▶ _Work instructions_
Write out the data again in full, exactly as it reads.
Start of Provided data
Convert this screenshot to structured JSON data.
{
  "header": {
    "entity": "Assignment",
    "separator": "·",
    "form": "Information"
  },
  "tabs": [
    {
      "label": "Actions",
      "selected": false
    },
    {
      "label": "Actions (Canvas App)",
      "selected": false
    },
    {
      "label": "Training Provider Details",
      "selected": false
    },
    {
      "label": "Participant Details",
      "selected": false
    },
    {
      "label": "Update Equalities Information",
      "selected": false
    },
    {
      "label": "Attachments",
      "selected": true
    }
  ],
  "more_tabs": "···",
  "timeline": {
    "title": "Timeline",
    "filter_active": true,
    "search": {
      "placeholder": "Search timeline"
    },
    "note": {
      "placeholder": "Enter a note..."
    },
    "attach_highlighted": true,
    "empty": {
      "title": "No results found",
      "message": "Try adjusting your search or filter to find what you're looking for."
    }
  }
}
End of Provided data
▶ _Finished exercise_
Convert this screenshot to structured JSON data.
{
  "header": {
    "entity": "Assignment",
    "separator": "·",
    "form": "Information"
  },
  "tabs": [
    {
      "label": "Actions",
      "selected": false
    },
    {
      "label": "Actions (Canvas App)",
      "selected": false
    },
    {
      "label": "Training Provider Details",
      "selected": false
    },
    {
      "label": "Participant Details",
      "selected": false
    },
    {
      "label": "Update Equalities Information",
      "selected": false
    },
    {
      "label": "Attachments",
      "selected": true
    }
  ],
  "more_tabs": "···",
  "timeline": {
    "title": "Timeline",
    "filter_active": true,
    "search": {
      "placeholder": "Search timeline"
    },
    "note": {
      "placeholder": "Enter a note..."
    },
    "attach_highlighted": true,
    "empty": {
      "title": "No results found",
      "message": "Try adjusting your search or filter to find what you're looking for."
    }
  }
}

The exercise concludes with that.